Excerpted records:
=====
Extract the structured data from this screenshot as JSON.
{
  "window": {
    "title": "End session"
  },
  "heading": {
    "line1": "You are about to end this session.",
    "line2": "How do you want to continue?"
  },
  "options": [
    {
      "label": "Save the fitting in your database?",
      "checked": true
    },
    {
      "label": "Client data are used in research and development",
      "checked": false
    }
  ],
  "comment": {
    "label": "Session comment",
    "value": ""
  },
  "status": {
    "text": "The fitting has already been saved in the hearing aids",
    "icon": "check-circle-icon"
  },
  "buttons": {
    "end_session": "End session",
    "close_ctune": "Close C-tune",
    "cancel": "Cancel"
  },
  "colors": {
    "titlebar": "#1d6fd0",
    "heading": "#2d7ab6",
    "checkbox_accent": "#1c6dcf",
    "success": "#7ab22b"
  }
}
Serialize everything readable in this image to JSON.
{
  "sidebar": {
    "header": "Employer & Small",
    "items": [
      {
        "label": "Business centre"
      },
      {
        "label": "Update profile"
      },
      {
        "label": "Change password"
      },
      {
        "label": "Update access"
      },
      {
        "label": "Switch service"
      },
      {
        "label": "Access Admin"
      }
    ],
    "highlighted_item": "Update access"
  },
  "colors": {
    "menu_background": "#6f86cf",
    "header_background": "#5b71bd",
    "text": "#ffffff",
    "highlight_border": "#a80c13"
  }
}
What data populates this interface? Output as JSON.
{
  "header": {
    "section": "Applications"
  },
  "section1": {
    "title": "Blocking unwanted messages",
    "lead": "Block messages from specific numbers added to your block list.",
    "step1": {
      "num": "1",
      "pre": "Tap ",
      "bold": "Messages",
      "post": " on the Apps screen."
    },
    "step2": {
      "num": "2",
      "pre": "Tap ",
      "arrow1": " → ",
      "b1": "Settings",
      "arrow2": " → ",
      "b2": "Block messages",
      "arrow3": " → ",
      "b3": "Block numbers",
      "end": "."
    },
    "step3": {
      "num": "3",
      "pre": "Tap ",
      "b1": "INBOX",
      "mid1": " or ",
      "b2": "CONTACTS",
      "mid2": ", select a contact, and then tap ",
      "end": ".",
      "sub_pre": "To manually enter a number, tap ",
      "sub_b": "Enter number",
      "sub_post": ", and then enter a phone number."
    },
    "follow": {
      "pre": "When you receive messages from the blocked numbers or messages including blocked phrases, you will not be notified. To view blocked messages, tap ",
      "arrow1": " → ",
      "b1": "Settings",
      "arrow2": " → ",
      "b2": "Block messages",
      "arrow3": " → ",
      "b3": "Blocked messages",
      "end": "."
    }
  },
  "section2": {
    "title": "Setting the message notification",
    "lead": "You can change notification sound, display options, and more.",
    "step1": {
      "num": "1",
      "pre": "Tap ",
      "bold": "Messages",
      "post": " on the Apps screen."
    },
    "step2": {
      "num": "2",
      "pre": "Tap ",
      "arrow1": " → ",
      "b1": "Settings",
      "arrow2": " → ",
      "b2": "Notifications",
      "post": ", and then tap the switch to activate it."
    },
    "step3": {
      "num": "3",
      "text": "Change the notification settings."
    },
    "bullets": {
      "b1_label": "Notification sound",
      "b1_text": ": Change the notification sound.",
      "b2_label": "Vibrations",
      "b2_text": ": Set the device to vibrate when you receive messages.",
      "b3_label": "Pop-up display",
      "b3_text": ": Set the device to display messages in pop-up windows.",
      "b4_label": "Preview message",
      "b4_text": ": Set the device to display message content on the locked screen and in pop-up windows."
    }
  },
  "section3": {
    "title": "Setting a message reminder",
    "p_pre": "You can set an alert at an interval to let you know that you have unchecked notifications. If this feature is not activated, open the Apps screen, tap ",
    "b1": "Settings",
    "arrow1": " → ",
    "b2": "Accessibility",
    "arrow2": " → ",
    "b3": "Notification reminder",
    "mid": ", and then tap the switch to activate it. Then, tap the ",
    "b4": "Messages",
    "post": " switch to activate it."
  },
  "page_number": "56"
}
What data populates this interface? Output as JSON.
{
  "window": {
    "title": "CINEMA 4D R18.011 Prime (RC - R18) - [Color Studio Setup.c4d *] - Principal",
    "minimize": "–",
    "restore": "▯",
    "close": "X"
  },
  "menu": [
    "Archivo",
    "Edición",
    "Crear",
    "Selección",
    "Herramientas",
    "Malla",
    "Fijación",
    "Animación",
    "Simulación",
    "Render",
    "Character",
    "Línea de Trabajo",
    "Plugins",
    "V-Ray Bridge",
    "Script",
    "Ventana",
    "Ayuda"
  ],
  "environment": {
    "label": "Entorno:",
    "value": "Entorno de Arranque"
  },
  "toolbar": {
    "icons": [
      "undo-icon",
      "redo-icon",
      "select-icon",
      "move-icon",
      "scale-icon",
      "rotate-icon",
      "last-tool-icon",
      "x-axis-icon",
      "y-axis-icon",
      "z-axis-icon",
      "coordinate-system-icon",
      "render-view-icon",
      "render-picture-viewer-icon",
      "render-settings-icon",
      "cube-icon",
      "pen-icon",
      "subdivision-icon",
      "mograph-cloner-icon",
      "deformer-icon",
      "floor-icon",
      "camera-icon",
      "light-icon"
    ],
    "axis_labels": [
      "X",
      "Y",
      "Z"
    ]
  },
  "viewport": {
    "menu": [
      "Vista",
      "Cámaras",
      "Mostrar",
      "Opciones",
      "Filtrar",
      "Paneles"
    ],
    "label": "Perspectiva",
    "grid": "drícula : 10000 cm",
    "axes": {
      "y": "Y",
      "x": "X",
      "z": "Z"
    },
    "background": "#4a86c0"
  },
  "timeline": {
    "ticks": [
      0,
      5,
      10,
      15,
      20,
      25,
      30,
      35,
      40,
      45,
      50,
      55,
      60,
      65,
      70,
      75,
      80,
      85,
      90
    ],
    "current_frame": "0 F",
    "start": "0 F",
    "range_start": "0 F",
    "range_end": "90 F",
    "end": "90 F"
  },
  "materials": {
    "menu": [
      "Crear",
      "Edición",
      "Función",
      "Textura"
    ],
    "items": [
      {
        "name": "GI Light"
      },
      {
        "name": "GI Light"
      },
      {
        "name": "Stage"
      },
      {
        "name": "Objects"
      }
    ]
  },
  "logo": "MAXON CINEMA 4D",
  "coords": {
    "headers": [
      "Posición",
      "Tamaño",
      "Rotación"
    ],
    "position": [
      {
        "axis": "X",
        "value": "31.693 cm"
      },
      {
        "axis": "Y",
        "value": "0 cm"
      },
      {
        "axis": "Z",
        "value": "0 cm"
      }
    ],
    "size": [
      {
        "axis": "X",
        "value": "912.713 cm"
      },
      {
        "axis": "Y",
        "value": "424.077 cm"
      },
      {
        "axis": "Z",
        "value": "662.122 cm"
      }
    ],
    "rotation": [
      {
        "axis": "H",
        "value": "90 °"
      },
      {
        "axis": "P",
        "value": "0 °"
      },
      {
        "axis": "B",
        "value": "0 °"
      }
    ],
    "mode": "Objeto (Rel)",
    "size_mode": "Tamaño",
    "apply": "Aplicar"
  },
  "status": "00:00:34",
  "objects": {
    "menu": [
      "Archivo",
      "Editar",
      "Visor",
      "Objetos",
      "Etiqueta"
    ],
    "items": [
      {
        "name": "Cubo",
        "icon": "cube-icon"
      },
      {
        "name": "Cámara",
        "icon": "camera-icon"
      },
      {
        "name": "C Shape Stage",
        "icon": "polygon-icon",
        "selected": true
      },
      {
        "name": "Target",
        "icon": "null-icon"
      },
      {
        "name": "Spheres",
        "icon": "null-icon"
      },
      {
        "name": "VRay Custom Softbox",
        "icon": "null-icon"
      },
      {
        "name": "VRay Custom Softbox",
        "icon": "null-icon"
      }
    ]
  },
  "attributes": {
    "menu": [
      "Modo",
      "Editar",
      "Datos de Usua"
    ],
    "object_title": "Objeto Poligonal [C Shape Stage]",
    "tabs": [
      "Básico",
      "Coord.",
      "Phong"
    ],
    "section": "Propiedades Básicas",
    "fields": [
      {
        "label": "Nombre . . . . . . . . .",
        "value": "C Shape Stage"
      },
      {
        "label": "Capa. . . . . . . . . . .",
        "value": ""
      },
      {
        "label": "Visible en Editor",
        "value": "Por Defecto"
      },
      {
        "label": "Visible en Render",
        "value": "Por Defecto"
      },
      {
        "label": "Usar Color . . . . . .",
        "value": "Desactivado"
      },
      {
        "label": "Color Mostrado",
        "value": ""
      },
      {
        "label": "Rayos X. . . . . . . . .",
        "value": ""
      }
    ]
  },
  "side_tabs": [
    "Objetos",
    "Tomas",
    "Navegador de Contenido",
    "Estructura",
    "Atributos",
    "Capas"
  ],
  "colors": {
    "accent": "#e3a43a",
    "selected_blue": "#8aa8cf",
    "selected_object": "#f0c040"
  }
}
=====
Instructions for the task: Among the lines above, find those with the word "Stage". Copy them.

Solution:
        "name": "Stage"
        "name": "C Shape Stage",
    "object_title": "Objeto Poligonal [C Shape Stage]",
        "value": "C Shape Stage"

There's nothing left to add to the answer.